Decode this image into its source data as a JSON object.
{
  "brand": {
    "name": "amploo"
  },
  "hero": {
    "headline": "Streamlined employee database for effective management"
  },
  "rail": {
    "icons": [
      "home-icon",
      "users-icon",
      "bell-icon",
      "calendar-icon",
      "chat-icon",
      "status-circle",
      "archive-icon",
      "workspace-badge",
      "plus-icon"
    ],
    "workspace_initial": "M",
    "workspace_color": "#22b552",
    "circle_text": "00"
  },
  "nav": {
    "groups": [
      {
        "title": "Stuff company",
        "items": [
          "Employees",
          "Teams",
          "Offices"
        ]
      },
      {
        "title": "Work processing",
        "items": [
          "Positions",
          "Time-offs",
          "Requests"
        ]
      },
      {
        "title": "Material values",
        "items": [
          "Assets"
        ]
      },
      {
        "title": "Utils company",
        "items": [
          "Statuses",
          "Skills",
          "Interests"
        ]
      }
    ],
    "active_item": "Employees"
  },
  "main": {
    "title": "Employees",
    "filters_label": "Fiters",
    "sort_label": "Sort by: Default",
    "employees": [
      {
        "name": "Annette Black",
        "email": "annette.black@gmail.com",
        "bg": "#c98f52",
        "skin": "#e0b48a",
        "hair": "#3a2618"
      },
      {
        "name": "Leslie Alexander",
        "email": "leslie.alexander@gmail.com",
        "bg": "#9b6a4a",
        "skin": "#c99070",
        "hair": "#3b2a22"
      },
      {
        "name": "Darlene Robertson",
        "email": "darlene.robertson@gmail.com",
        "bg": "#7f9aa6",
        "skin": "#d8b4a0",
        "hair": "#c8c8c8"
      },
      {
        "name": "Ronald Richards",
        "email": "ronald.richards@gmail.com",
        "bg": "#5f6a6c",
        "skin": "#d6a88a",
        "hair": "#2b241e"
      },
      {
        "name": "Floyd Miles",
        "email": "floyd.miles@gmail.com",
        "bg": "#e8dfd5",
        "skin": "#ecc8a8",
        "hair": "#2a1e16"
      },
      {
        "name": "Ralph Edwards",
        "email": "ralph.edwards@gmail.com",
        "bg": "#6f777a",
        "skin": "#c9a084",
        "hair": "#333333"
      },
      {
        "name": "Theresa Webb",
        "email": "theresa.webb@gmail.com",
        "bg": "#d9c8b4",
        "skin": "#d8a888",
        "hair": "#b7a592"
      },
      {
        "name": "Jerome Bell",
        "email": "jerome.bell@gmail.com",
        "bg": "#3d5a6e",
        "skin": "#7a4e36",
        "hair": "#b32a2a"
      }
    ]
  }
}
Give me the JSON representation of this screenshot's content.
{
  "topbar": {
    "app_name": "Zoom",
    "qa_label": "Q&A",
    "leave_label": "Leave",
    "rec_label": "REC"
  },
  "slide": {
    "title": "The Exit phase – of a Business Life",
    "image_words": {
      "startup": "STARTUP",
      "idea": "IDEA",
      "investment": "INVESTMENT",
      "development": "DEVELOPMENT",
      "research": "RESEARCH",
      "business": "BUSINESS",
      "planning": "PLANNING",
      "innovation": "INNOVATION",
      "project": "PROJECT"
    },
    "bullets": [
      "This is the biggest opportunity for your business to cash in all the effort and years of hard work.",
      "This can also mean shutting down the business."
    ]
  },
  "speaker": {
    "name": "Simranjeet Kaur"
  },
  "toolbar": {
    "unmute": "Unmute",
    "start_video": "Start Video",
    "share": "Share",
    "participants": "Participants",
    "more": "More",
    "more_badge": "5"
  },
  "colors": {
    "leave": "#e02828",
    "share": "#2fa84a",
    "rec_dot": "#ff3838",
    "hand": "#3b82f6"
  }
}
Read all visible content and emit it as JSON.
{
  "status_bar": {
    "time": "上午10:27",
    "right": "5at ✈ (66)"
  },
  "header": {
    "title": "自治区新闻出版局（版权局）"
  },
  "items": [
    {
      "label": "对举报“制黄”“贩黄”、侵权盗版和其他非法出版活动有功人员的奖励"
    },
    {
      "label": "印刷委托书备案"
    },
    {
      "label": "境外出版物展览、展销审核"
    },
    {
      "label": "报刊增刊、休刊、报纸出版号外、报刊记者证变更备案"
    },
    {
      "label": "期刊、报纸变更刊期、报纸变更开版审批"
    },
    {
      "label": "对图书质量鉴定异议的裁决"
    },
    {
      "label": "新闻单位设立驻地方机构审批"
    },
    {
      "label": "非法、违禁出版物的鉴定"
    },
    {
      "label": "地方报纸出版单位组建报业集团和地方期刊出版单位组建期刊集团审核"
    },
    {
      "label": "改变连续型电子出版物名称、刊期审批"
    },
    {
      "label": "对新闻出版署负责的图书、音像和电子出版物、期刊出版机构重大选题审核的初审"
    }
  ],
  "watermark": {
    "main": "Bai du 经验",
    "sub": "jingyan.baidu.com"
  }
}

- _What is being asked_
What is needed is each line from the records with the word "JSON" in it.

- _Solved exercise_
Decode this image into its source data as a JSON object.
Give me the JSON representation of this screenshot's content.
Read all visible content and emit it as JSON.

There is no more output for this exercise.